|Presidential guard soldiers are seen on the grounds of the Laico Hotel in Ouagadougou, Burkina Faso, Sept. 20, 2015|
This is not terribly surprising that the RSP does not want to disarm. It stepped down in exchange for the safety of its members and their families. Protestors are calling for leaders of the coup to be executed. One reason military governments are willing to negotiate their exit, as the RSP did, is because they can enforce conditions such as amnesty for the coup because the military holds weapons. Geddes notes that "Militaries can enforce compliance with amnesties and other deals, but only if they can make credible threats to respond with violence if the new government reneges."

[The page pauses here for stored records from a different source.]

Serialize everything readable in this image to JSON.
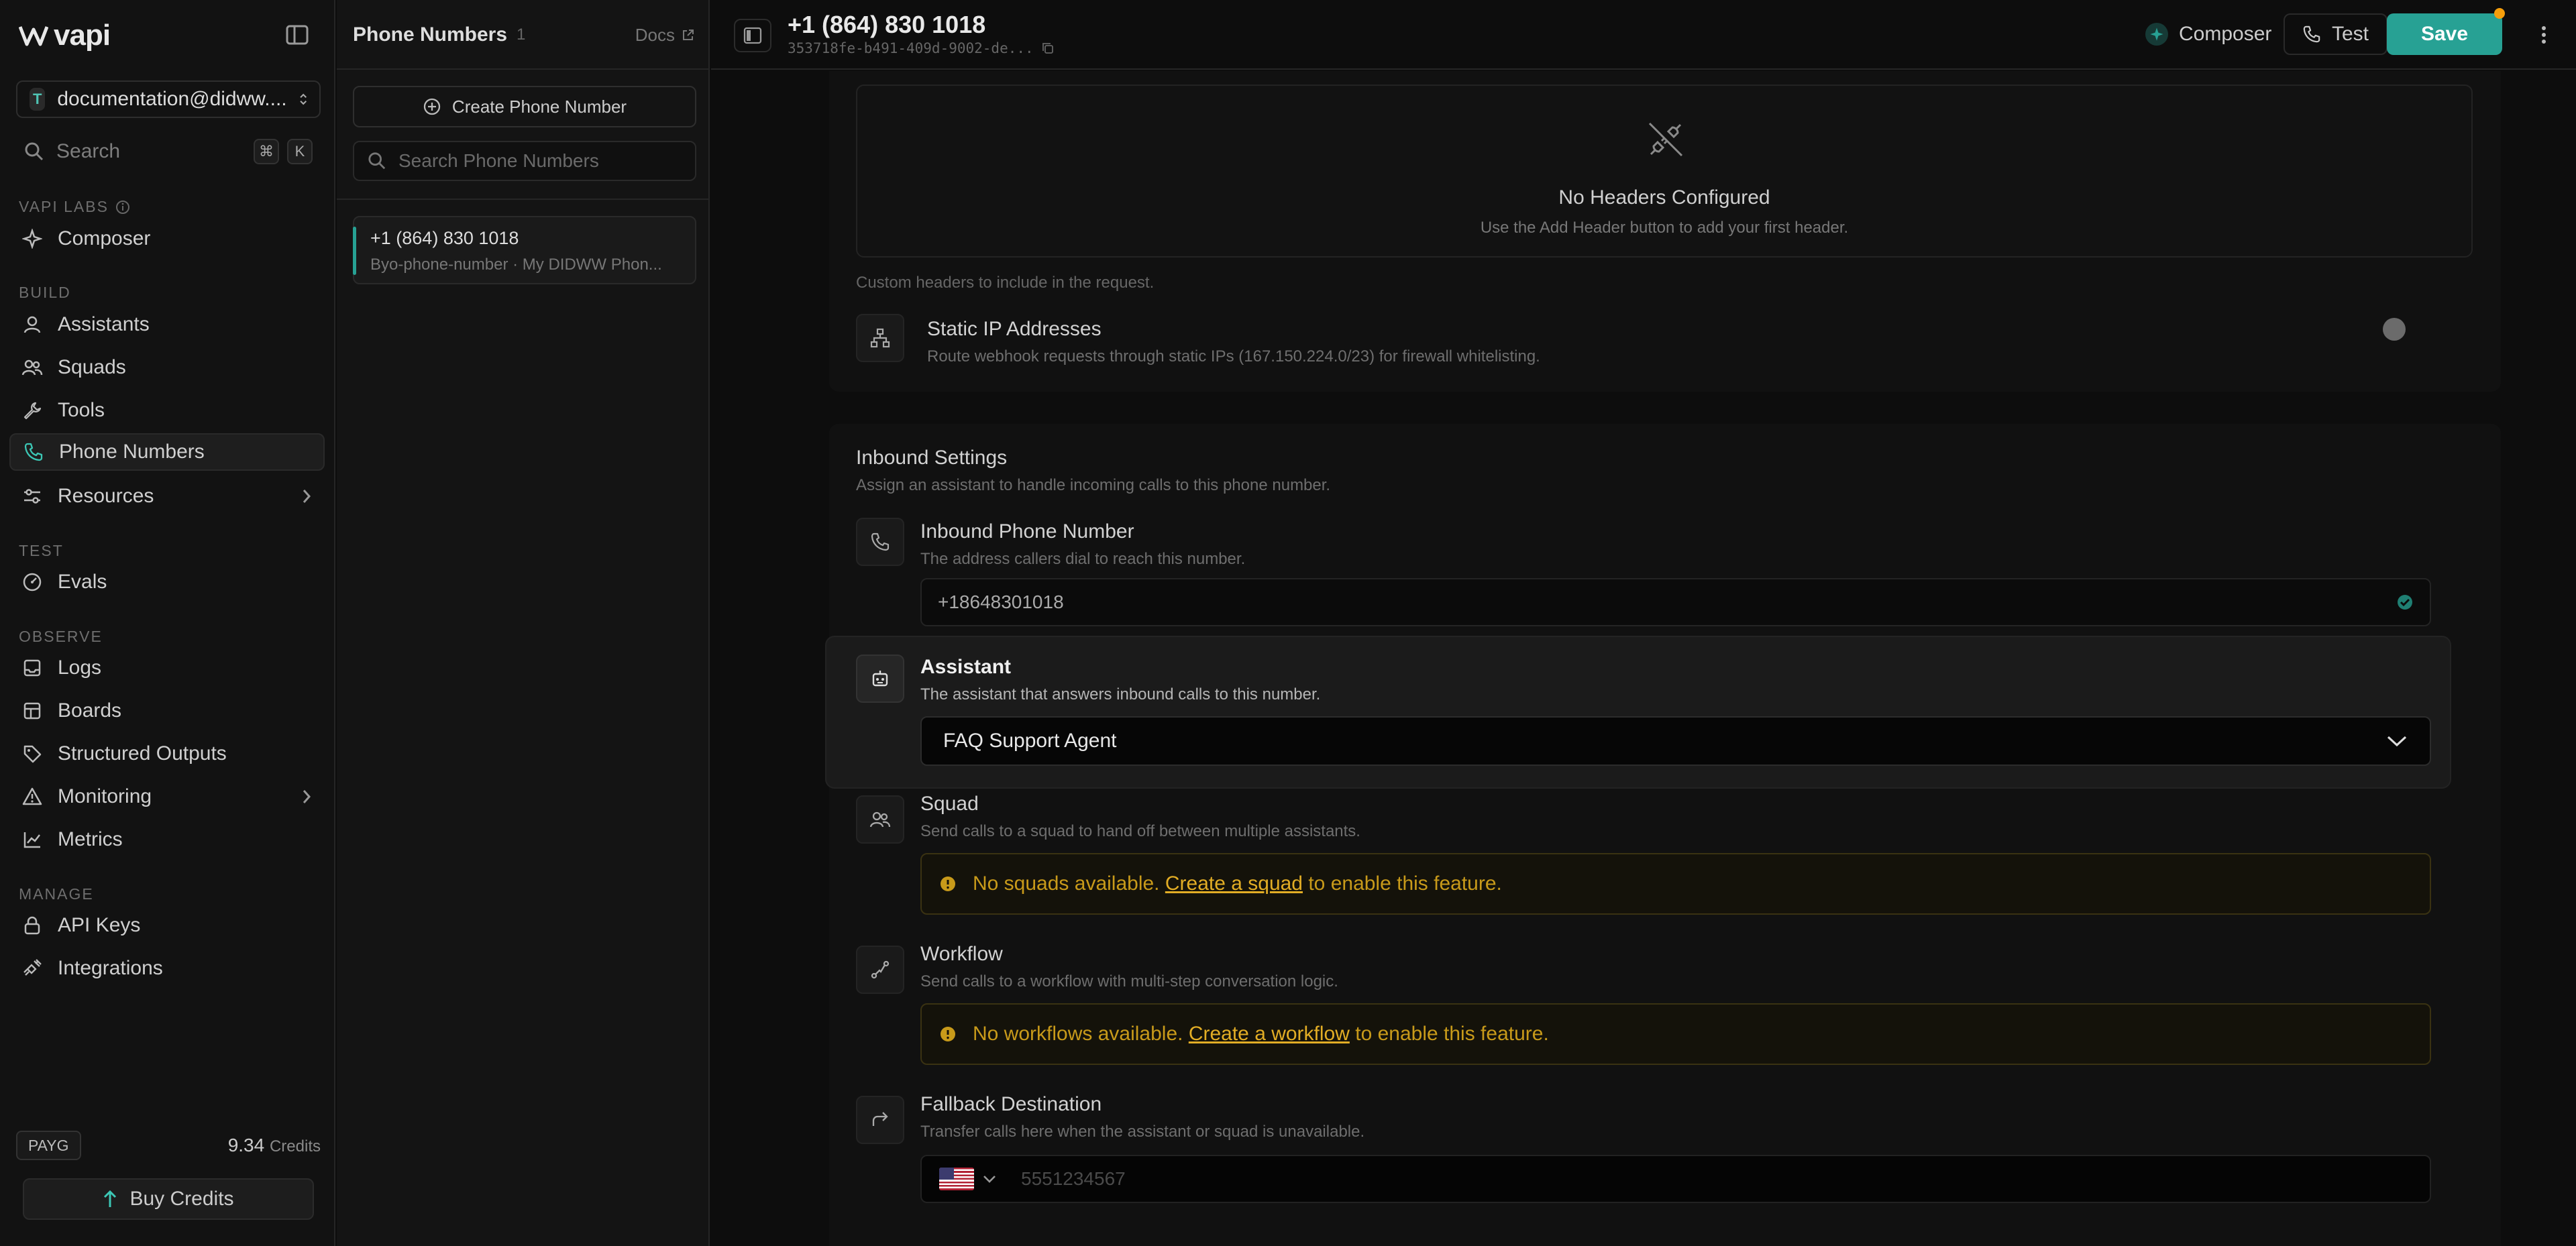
{
  "app": {
    "logo_text": "vapi"
  },
  "sidebar": {
    "org_initial": "T",
    "org_name": "documentation@didww....",
    "search_placeholder": "Search",
    "kbd_cmd": "⌘",
    "kbd_key": "K",
    "sections": {
      "labs": "VAPI LABS",
      "build": "BUILD",
      "test": "TEST",
      "observe": "OBSERVE",
      "manage": "MANAGE"
    },
    "items": {
      "composer": "Composer",
      "assistants": "Assistants",
      "squads": "Squads",
      "tools": "Tools",
      "phone_numbers": "Phone Numbers",
      "resources": "Resources",
      "evals": "Evals",
      "logs": "Logs",
      "boards": "Boards",
      "structured_outputs": "Structured Outputs",
      "monitoring": "Monitoring",
      "metrics": "Metrics",
      "api_keys": "API Keys",
      "integrations": "Integrations"
    },
    "plan": "PAYG",
    "credits_value": "9.34",
    "credits_label": "Credits",
    "buy_label": "Buy Credits"
  },
  "list_panel": {
    "title": "Phone Numbers",
    "count": "1",
    "docs_label": "Docs",
    "create_label": "Create Phone Number",
    "search_placeholder": "Search Phone Numbers",
    "items": [
      {
        "number": "+1 (864) 830 1018",
        "subtitle": "Byo-phone-number · My DIDWW Phon..."
      }
    ]
  },
  "topbar": {
    "title": "+1 (864) 830 1018",
    "id": "353718fe-b491-409d-9002-de...",
    "composer_label": "Composer",
    "test_label": "Test",
    "save_label": "Save"
  },
  "headers": {
    "empty_title": "No Headers Configured",
    "empty_subtitle": "Use the Add Header button to add your first header.",
    "hint": "Custom headers to include in the request."
  },
  "static_ip": {
    "title": "Static IP Addresses",
    "subtitle": "Route webhook requests through static IPs (167.150.224.0/23) for firewall whitelisting."
  },
  "inbound": {
    "title": "Inbound Settings",
    "subtitle": "Assign an assistant to handle incoming calls to this phone number.",
    "phone_title": "Inbound Phone Number",
    "phone_subtitle": "The address callers dial to reach this number.",
    "phone_value": "+18648301018",
    "assistant_title": "Assistant",
    "assistant_subtitle": "The assistant that answers inbound calls to this number.",
    "assistant_value": "FAQ Support Agent",
    "squad_title": "Squad",
    "squad_subtitle": "Send calls to a squad to hand off between multiple assistants.",
    "squad_warn_pre": "No squads available.",
    "squad_warn_link": "Create a squad",
    "squad_warn_post": "to enable this feature.",
    "workflow_title": "Workflow",
    "workflow_subtitle": "Send calls to a workflow with multi-step conversation logic.",
    "workflow_warn_pre": "No workflows available.",
    "workflow_warn_link": "Create a workflow",
    "workflow_warn_post": "to enable this feature.",
    "fallback_title": "Fallback Destination",
    "fallback_subtitle": "Transfer calls here when the assistant or squad is unavailable.",
    "fallback_placeholder": "5551234567"
  },
  "colors": {
    "accent": "#27a194",
    "warning": "#d4a017",
    "save_dot": "#f59e0b"
  }
}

If the RSP disarms, it will be relying on the words of last week's agreement. Since the RSP, whose mission is to protect the president, instead overthrew the (interim) president and put him in prison, they likely put little stock in the constraints of mere words.